My Family Name Research by Reg Hounsell

(Grandson of Reginald Charles Ewart, and son on Cyril)

 

A slow beginning - Some years ago my daughter's friend moved from Royston, Hertfordshire, down to Poole in Dorset. Her first letter asked if we had relatives in Poole as a girl in her new school had the same surname as us. At that time I had no interest in Genealogy, but looking at a telephone directory showed many Hounsell's. A couple of years later I was taken to see the International Genealogy Index's (IGI) of parish church registers, organised by the Mormons, to look up Ravenscroft records for my Aunt, Gladys Ravenscroft, (I mention this as the Ravenscroft connection turns up again later). Whilst there I also looked for records of Hounsell's in the Dorset microfiche section. There they were, stretching back to 1565, christenings and marriages of Hounsell's in many small villages around the Bridport area. A new project - to try to find a link back from our generation to those people, long gone, but now very much alive in my thoughts was borne. Unfortunately, it was put on hold for some time whilst completing other tasks.

A chance discovery - How to go about researching the family roots? Fortunately I had a friend living in Royston and a work colleague who gave me some advice about Genealogy and loaned me some Family History magazines. Another chance discovery of a book ' the Bridport story', whilst perusing 2nd hand books in a Railway book shop in Stamford, Lincolnshire, mentioned the Hounsell companies of Bridport involved in the spinning trades and a boat called the 'Mary Hounsell'. Thinking it would now be reasonably simple, albeit time consuming, I naively decided that I would make a fast start by visiting Bridport, especially as my daughter remembered there was a museum there she had visited on a school journey.

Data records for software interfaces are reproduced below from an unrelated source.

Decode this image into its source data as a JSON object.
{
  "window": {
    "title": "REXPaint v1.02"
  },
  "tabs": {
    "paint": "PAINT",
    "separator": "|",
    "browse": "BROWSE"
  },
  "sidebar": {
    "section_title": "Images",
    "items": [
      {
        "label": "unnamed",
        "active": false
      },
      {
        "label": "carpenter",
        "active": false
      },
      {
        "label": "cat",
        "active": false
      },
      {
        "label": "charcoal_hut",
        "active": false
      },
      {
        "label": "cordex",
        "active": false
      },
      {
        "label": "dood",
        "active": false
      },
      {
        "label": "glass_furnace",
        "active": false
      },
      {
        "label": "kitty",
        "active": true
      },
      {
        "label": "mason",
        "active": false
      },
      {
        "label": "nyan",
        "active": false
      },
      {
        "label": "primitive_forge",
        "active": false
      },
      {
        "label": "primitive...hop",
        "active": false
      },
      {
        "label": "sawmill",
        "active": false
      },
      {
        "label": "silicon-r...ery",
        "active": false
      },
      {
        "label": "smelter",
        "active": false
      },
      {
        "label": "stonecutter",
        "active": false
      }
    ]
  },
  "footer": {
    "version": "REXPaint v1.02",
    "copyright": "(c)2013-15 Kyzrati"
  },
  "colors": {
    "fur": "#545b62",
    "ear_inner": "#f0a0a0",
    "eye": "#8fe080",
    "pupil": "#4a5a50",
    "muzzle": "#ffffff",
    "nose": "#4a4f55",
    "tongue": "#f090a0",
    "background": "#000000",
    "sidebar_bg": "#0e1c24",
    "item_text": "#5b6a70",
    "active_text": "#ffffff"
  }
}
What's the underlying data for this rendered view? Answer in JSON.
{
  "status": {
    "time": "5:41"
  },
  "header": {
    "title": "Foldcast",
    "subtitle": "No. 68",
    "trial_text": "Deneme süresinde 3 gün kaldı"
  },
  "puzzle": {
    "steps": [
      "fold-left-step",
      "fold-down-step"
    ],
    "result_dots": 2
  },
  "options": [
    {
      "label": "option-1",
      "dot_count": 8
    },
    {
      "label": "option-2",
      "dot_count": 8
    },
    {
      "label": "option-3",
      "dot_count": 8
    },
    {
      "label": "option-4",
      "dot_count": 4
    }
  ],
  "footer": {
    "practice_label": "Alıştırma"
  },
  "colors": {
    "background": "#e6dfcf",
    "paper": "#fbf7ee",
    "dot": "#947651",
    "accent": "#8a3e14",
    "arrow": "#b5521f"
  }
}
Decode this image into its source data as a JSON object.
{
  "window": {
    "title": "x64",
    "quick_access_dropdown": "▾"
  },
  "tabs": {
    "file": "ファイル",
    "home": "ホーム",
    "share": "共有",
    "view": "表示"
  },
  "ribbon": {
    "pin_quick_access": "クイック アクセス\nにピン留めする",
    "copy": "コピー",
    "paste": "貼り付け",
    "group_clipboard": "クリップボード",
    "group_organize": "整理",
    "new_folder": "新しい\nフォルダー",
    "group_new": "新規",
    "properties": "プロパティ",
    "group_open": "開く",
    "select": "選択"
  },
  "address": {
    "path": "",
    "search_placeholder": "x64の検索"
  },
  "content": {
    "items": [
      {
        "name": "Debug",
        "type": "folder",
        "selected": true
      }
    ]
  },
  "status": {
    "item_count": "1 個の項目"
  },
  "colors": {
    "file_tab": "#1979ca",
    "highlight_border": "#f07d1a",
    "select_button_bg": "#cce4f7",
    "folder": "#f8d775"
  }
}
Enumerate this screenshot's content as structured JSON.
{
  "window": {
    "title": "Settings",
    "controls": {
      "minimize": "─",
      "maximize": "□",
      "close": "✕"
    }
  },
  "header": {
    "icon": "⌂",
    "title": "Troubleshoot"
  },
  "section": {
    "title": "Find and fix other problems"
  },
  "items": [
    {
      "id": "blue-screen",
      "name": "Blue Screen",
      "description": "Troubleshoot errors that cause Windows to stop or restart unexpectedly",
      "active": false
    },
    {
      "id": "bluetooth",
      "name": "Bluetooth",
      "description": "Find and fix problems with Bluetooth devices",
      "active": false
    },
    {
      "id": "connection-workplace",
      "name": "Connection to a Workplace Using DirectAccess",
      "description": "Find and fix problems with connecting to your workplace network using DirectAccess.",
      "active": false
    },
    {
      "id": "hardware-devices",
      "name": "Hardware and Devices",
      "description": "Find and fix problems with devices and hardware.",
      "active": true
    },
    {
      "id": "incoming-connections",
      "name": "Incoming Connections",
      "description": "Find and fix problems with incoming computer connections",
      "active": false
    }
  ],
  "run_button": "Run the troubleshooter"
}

A long day trip has its rewards - On a very sunny summers day, when my wife would rather have been on the beach, I visited Bridport museum. The one in the town centre had a file of reminiscence of people working in the local Industries, plus a 'Hounsell' file in the family history section which contained some interesting information including copies of letters between the Curator and a newspaper in Newfoundland, but little Genealogy help. In the museum nearer to the Sea (The original port was continually silting up even over a 1000 years ago, eventually this area was renamed West Bay) they had the picture and a model of the Mary Hounsell. Also, another surprise, the lady in charge turned out to have originally lived in Royston and had even baby-sat for us - A small world!

Although I had lots of interesting information, I made little progress in uncovering the origins of the family name or identifying links between generations.

A new beginning - Some time after my Aunt Gladys died (she is the one in the picture of Frank and family with my mother) Rosemary Holman who was researching her husband's family history contacted my mother. Tracking forward from brothers 3 generations back, she had discovered my Aunt, then my mother (The maiden name of my grandmother, Emily Ravenscroft, was Holman). By coincidence, Rosemary lives in Dorset and so after providing her with much information on my Holman relatives in England and Canada stretching back as far as 1900 - and receiving even more excellent Holman information from her - we discussed Hounsell's. I knew about the Weymouth connection, but not enough to identify the right records. At this point I did what should have been done a long time ago. I discussed the subject with my father. He has Granddad's Army record and some details of Great Grandfather. Armed with this information, Rosemary quickly provided the Weymouth, Upwey and Broadwey information. Some is taken from the 1891 census, the rest from the 1851 census, which is available on CD. In fact, she became so fascinated, two trips to Dorchester County records office turned up all the other information through to 1700's & Long Bredy, together with details of the headstones she has seen in the various church yards.

So many of us - Now the difficult bit has started. Getting the Web site going so quickly has helped us all focus our energies on linking the family members' back together. It has been great 'discovering' so many still alive and with their families. What wonderful tools, electronic databases, the World Wide Web and Email are, in enabling us to discover and communicate together. Unfortunately to go further back will require a lot of effort and luck to find connections. I notice no other researchers have mentioned connections before 1750. But maybe that will be tomorrow's news!